● **AIM OF THE EXERCISE**
Using the records below, filter out every line that lacks "active" and copy the rest.

● **GIVEN DATA**
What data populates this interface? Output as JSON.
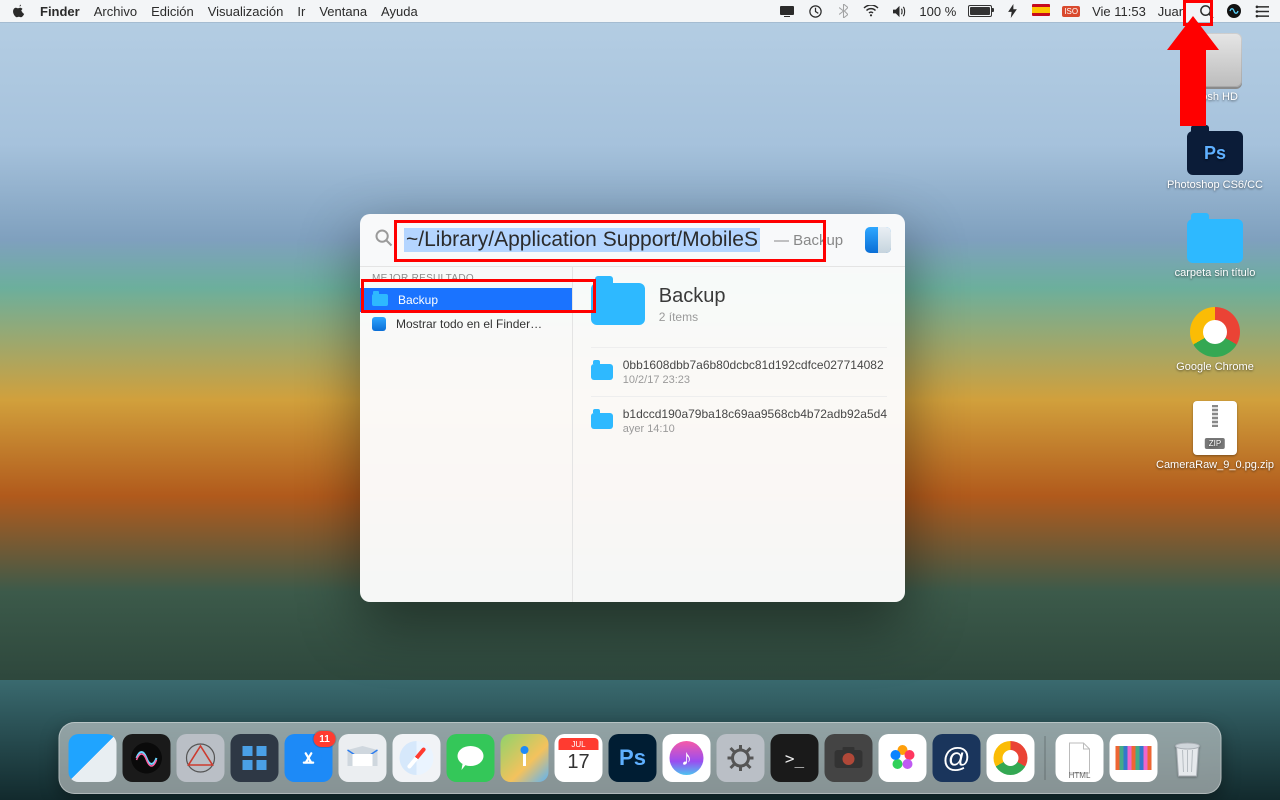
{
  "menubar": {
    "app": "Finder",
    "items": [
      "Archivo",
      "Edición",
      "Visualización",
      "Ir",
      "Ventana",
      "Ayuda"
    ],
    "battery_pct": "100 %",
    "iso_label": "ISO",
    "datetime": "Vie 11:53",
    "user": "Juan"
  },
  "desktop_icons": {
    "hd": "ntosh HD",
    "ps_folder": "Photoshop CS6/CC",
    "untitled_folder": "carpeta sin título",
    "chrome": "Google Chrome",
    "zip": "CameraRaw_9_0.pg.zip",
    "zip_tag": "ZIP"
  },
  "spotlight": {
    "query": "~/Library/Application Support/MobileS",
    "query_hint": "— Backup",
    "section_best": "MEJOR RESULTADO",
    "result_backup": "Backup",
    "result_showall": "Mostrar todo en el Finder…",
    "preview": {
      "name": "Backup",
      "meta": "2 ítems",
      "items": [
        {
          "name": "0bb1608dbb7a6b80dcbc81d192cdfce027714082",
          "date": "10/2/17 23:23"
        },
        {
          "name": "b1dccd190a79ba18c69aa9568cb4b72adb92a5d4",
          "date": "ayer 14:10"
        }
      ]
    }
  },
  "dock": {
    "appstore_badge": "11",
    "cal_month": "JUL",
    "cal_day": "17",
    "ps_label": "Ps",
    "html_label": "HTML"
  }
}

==

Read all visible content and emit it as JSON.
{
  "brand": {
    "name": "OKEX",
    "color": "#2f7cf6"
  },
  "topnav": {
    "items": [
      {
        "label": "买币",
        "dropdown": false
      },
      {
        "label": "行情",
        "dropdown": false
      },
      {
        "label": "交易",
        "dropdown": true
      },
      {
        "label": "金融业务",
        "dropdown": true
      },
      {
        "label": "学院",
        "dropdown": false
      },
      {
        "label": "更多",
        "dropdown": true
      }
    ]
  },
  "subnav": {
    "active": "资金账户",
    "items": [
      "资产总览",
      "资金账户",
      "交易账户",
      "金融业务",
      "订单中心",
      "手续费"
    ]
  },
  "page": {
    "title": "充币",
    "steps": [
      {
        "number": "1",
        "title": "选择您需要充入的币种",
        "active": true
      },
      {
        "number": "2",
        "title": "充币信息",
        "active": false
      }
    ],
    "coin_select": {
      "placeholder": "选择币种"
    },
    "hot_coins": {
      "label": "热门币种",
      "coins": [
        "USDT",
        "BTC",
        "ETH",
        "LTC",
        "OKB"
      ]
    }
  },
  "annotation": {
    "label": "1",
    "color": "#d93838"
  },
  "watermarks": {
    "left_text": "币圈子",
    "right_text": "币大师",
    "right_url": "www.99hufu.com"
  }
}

● **ANSWER BOX**
    "active": "资金账户",
        "active": true
        "active": false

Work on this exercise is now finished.